WHAT YOU ARE ASKED TO DO: Identify and pull out each line of the entries in which "Italy" occurs.
EXERCISE DATA section start
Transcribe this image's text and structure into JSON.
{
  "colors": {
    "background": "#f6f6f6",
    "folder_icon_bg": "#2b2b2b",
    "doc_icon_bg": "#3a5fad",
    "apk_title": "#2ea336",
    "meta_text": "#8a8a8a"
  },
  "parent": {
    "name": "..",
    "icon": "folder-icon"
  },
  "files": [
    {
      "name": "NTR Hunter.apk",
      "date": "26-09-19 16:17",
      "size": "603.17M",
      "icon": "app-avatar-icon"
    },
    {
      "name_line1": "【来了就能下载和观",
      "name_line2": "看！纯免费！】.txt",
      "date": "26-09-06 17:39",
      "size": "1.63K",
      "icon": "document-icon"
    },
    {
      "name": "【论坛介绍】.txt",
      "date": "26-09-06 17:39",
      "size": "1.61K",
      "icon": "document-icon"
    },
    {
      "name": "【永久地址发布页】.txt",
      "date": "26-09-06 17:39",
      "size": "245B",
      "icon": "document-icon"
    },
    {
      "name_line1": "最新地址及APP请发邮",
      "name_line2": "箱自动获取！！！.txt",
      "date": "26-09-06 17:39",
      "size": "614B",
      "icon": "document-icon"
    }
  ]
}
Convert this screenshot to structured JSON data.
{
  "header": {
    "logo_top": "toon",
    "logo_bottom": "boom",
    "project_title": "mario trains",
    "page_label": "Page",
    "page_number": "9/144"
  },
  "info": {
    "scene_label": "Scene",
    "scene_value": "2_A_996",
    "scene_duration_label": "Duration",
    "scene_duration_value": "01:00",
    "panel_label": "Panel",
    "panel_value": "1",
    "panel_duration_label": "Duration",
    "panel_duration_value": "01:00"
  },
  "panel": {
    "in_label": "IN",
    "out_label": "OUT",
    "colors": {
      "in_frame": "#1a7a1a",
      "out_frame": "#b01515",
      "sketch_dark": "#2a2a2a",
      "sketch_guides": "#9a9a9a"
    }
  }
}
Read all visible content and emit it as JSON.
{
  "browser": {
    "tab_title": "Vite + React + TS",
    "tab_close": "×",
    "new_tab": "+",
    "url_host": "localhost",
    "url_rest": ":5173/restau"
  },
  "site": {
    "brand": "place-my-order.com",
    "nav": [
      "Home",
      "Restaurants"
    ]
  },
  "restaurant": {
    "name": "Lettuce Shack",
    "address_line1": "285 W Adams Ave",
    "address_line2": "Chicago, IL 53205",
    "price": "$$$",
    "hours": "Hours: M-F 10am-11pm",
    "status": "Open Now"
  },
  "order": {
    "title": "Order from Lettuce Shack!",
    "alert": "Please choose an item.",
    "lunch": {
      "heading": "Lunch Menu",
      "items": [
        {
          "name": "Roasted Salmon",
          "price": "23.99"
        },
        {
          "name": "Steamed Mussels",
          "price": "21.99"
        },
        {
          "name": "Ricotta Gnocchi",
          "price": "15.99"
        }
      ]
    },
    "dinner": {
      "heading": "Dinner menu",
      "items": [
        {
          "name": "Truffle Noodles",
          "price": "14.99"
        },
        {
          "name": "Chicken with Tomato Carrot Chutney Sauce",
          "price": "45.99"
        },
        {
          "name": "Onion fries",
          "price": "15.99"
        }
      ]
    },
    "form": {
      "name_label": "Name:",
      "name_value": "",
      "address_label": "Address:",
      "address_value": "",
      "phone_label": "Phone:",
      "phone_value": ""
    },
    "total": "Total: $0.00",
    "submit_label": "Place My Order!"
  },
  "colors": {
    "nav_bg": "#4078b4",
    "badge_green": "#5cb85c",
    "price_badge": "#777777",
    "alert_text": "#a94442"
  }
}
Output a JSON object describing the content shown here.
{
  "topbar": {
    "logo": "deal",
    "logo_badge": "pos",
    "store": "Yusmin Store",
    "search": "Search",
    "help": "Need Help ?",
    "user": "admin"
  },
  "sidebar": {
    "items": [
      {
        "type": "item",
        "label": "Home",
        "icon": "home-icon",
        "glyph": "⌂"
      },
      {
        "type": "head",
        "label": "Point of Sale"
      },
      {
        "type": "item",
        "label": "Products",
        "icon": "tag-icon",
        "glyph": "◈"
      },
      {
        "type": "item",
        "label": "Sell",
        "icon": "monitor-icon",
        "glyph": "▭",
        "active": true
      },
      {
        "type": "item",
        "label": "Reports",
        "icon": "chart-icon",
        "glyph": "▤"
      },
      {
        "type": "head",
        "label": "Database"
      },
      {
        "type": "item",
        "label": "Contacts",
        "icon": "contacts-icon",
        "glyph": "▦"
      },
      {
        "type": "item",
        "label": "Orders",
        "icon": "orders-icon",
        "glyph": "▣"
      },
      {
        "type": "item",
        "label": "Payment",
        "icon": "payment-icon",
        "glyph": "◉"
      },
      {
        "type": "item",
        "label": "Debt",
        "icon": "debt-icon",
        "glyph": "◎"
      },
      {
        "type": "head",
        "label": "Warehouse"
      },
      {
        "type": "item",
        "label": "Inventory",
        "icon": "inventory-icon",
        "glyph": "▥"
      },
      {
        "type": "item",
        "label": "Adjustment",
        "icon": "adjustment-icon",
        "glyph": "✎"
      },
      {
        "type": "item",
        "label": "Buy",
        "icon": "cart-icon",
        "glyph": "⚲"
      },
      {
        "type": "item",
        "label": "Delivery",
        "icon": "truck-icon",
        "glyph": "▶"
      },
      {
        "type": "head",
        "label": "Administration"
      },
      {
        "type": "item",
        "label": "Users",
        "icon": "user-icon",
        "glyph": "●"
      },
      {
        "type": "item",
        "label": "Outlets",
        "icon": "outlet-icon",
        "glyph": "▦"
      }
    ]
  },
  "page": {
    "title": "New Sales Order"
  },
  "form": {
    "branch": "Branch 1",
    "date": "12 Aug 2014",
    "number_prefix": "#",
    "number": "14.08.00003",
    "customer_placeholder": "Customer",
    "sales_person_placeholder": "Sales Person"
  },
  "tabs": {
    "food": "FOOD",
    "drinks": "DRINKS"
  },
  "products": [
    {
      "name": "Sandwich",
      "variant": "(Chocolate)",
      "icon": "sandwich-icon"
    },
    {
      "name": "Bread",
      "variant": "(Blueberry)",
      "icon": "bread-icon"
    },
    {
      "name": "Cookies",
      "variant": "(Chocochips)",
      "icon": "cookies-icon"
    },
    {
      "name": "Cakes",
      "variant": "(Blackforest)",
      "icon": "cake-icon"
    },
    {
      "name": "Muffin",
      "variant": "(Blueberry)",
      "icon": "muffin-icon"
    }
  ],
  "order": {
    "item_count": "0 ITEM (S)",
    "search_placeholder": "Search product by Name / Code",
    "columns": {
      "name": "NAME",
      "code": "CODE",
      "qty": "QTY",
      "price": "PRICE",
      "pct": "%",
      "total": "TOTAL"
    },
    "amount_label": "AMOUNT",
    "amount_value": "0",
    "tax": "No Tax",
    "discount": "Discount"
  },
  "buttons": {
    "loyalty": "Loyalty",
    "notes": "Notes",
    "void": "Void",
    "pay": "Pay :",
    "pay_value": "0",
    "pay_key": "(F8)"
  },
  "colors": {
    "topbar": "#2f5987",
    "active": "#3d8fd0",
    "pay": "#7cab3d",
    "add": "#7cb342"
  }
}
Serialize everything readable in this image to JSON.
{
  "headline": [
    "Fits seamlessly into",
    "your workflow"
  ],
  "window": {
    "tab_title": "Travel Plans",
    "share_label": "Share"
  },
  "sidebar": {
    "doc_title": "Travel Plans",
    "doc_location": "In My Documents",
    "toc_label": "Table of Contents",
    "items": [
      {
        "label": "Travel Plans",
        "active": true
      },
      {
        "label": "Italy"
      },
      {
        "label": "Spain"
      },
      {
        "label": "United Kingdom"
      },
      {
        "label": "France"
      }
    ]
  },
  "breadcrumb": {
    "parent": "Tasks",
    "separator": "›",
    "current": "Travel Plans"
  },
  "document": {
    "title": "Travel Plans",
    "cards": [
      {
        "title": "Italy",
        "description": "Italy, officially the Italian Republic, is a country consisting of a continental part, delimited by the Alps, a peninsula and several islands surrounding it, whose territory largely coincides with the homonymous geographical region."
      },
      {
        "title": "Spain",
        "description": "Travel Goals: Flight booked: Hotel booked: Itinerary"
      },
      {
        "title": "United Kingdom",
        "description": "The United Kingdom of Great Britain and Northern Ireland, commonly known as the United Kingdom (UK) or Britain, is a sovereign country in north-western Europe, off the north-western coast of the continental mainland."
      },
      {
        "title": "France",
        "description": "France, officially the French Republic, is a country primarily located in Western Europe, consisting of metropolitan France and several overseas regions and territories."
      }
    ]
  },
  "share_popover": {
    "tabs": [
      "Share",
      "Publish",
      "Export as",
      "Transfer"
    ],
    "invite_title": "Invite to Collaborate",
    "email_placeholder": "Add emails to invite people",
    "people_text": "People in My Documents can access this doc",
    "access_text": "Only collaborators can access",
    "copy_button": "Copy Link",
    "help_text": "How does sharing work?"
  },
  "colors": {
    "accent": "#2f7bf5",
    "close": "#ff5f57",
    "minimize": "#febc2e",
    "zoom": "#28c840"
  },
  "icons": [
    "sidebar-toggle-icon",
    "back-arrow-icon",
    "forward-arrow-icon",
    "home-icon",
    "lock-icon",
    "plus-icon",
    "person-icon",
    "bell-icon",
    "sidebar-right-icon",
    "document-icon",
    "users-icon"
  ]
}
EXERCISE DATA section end
SOLUTION TO THIS TASK:
        "label": "Italy"
        "title": "Italy",
        "description": "Italy, officially the Italian Republic, is a country consisting of a continental part, delimited by the Alps, a peninsula and several islands surrounding it, whose territory largely coincides with the homonymous geographical region."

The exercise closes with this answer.